## INSTRUCTIONS TO FOLLOW
All entries are to be repeated exactly as shown below.

## SOURCE MATERIAL
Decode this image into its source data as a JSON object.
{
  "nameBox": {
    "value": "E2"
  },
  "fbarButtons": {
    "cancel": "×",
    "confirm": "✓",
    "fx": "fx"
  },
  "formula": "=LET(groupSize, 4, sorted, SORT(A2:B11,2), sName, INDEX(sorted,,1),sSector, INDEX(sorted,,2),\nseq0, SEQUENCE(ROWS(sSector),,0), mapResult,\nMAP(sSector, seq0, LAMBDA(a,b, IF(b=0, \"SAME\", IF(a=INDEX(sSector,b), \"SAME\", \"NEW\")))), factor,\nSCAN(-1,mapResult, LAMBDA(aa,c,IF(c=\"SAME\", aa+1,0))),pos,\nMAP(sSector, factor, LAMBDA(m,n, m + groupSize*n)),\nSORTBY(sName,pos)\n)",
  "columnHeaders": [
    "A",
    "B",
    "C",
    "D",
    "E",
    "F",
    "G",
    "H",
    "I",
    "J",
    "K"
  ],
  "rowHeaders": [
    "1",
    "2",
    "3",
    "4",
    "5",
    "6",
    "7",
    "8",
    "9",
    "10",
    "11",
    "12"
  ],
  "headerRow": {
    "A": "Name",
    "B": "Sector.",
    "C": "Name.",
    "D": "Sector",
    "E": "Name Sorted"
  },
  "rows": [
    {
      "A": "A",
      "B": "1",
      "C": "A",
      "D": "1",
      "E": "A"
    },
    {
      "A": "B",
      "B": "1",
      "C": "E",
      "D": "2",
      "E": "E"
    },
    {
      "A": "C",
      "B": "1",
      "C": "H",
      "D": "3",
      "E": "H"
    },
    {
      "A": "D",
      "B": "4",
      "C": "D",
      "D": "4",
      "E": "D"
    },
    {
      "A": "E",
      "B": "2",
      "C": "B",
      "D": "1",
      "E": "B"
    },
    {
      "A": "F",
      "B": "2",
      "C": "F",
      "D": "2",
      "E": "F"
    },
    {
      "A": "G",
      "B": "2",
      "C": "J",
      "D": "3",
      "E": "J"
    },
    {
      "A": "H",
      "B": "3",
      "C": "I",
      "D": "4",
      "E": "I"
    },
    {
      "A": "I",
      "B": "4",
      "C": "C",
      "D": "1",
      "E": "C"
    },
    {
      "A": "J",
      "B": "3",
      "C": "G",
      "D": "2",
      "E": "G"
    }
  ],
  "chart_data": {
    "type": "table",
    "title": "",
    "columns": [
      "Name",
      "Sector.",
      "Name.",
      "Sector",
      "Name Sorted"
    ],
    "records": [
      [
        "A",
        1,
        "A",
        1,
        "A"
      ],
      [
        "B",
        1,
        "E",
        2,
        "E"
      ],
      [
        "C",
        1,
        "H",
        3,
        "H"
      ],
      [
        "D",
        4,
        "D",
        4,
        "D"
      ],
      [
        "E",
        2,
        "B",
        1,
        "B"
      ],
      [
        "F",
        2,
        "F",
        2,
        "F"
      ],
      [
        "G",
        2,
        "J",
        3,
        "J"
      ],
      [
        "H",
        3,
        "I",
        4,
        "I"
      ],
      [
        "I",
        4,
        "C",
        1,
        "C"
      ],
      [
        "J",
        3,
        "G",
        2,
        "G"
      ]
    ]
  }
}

## EXERCISE ANSWER
Decode this image into its source data as a JSON object.
{
  "nameBox": {
    "value": "E2"
  },
  "fbarButtons": {
    "cancel": "×",
    "confirm": "✓",
    "fx": "fx"
  },
  "formula": "=LET(groupSize, 4, sorted, SORT(A2:B11,2), sName, INDEX(sorted,,1),sSector, INDEX(sorted,,2),\nseq0, SEQUENCE(ROWS(sSector),,0), mapResult,\nMAP(sSector, seq0, LAMBDA(a,b, IF(b=0, \"SAME\", IF(a=INDEX(sSector,b), \"SAME\", \"NEW\")))), factor,\nSCAN(-1,mapResult, LAMBDA(aa,c,IF(c=\"SAME\", aa+1,0))),pos,\nMAP(sSector, factor, LAMBDA(m,n, m + groupSize*n)),\nSORTBY(sName,pos)\n)",
  "columnHeaders": [
    "A",
    "B",
    "C",
    "D",
    "E",
    "F",
    "G",
    "H",
    "I",
    "J",
    "K"
  ],
  "rowHeaders": [
    "1",
    "2",
    "3",
    "4",
    "5",
    "6",
    "7",
    "8",
    "9",
    "10",
    "11",
    "12"
  ],
  "headerRow": {
    "A": "Name",
    "B": "Sector.",
    "C": "Name.",
    "D": "Sector",
    "E": "Name Sorted"
  },
  "rows": [
    {
      "A": "A",
      "B": "1",
      "C": "A",
      "D": "1",
      "E": "A"
    },
    {
      "A": "B",
      "B": "1",
      "C": "E",
      "D": "2",
      "E": "E"
    },
    {
      "A": "C",
      "B": "1",
      "C": "H",
      "D": "3",
      "E": "H"
    },
    {
      "A": "D",
      "B": "4",
      "C": "D",
      "D": "4",
      "E": "D"
    },
    {
      "A": "E",
      "B": "2",
      "C": "B",
      "D": "1",
      "E": "B"
    },
    {
      "A": "F",
      "B": "2",
      "C": "F",
      "D": "2",
      "E": "F"
    },
    {
      "A": "G",
      "B": "2",
      "C": "J",
      "D": "3",
      "E": "J"
    },
    {
      "A": "H",
      "B": "3",
      "C": "I",
      "D": "4",
      "E": "I"
    },
    {
      "A": "I",
      "B": "4",
      "C": "C",
      "D": "1",
      "E": "C"
    },
    {
      "A": "J",
      "B": "3",
      "C": "G",
      "D": "2",
      "E": "G"
    }
  ],
  "chart_data": {
    "type": "table",
    "title": "",
    "columns": [
      "Name",
      "Sector.",
      "Name.",
      "Sector",
      "Name Sorted"
    ],
    "records": [
      [
        "A",
        1,
        "A",
        1,
        "A"
      ],
      [
        "B",
        1,
        "E",
        2,
        "E"
      ],
      [
        "C",
        1,
        "H",
        3,
        "H"
      ],
      [
        "D",
        4,
        "D",
        4,
        "D"
      ],
      [
        "E",
        2,
        "B",
        1,
        "B"
      ],
      [
        "F",
        2,
        "F",
        2,
        "F"
      ],
      [
        "G",
        2,
        "J",
        3,
        "J"
      ],
      [
        "H",
        3,
        "I",
        4,
        "I"
      ],
      [
        "I",
        4,
        "C",
        1,
        "C"
      ],
      [
        "J",
        3,
        "G",
        2,
        "G"
      ]
    ]
  }
}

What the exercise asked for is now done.